Anatomy of an OSR RPG

If the title looks like someone spilled alphabet soup on your computer screen, take heart: the OSR (Old School Renaissance or Old School Revival) isn’t something you’re likely to have heard about unless you stumbled across it on certain blogs, G+ communities, or conventions. At its heart, the OSR was a bunch of gamers who were dissatisfied with modern roleplaying games. “Modern” needs a bit of a disclaimer; the movement got its start during the reign of D&D 3.5. Since then, the OSR has gone through a number of stages, each building on the last to create a series of new roleplaying games that both reach back to the past as well as look towards an alternative future from mainstream RPGs.

At first, OSR games sought to replicate the rules of older games, just to have them back in print. Chief among these are RPGs like Goblinoid Games’ Labyrinth Lord, a game which closely replicates the boxed-set BASIC and EXPERT D&D from the early ‘80s. While built on the chassis of D&D 3.5’s Open Gaming license, there’s very little of 3rd edition to find in Labyrinth Lord. Troll Lord Games’ Castles & Crusades, on the other hand, is a more open merging of D&D 3.5’s rules with the goals and modes of 1st edition AD&D.

In all OSR games of this era, simplicity and fidelity to the originals were key. There’s very little daylight between Labyrinth Lord and those thin booklets of early-‘80’s D&D, and you can write your character sheet on 3×5 index card. Since characters were fairly simple constructs, the goal of play was to challenge the player more than the character. Monster-slaying and story-telling took a back seat to exploration, and characters were developed by their actions and interactions more than their stats and class abilities. Gameplay was swift and promoted Game Master rulings over thick books of rules, so there wasn’t much time wasted flipping through manuals. The game the kids are playing in Stranger Things is very much of this style.

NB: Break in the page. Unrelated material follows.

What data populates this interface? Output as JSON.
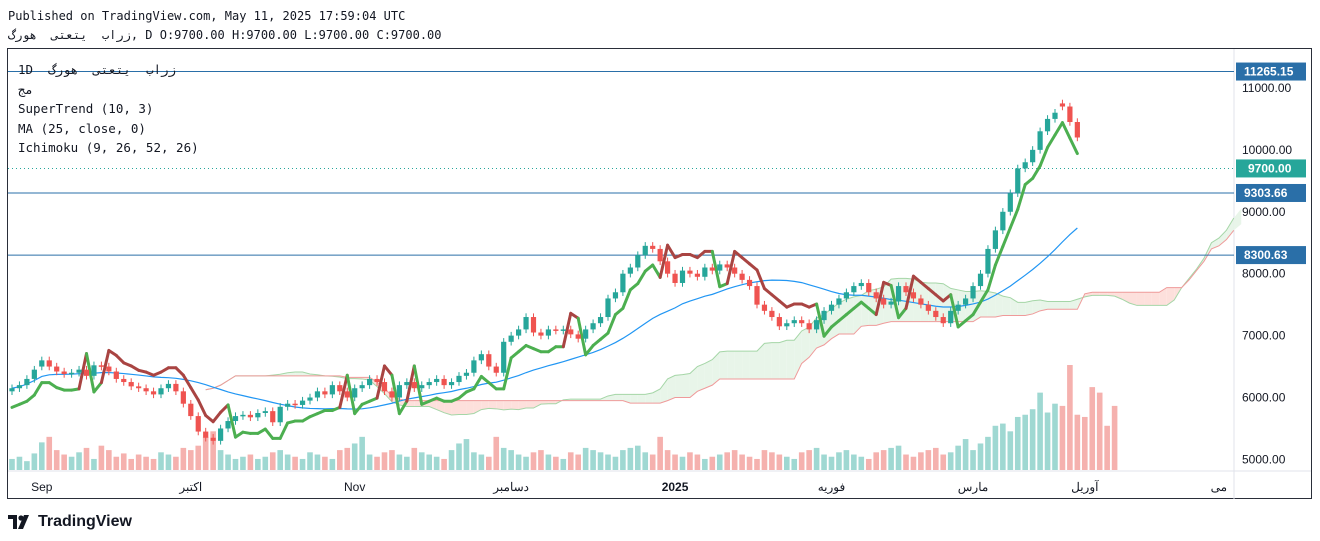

While Labyrinth Lord and similar games hewed very closely to the styles and rules of their original inspirations, Castles & Crusades was already starting to experiment with the form. It leavens its old-schoolness with some of the better innovations of more modern games. The result is something that plays a lot like late-‘70s and early ‘80’s D&D, but has a few more bells and whistles that smooth out the original game’s rough edges. Other games took these ideas even further; the Adventurer Conqueror King System was designed from the ground up to flow smoothly through the classic three tiers of fantasy RPGing: the early game where PCs are just starting on the path to adventure; the middle game where the PCs are known heroes tackling challenges that threaten entire kingdoms; and the late game where the PCs rule kingdoms of their own and fight to save the entire world, if not the multiverse. Lamentations of the Flame Princess, on the other hand, seeks a more horror-inspired experience, where each monster is an individual being, hand-crafted by the Game Master and a total mystery to the players. Like characters in a Lovecraft story, PCs are most likely to encounter only one or two monsters during an adventure, and that encounter will be extremely memorable to everyone.

And then there are RPGs like Goodman Games’ Dungeon Crawl Classics. This is a game that tries to out old-school original D&D. It does this by amping up the danger and strangeness of D&D and clinging tightly to D&D’s sword & sorcery roots. For instance, instead of rolling up a 1st level fighter or thief, In DCC you roll up a handful of zero-level common folk. Those that survive long enough to earn advancement to 1st level get to pick an actual adventurer class. (As for the other characters you created, well, DCC doesn’t suggest you spend a lot of time naming them or giving them distinct personalities right off the bat.) Spell-slingers can fumble their spells, earning the ire of the gods for clerics or corruption and mutation for wizards. The game and the many adventures written for it revel in their “hard core” reputation.

If you’re tired of shuffling six-page character sheets, spending more time flipping through rule books than you do exploring ancient ruins, or lugging around giant, thick-enough-to-stop-a-bullet rules tomes, an OSR game might be just what you need. Whether you’re looking to explore the roots of RPGs or just want an entire game that will fit easily in your backpack, the knowledgeable and friendly folks at your local Dragon’s Lair Comics and Fantasy® can point you in the right direction.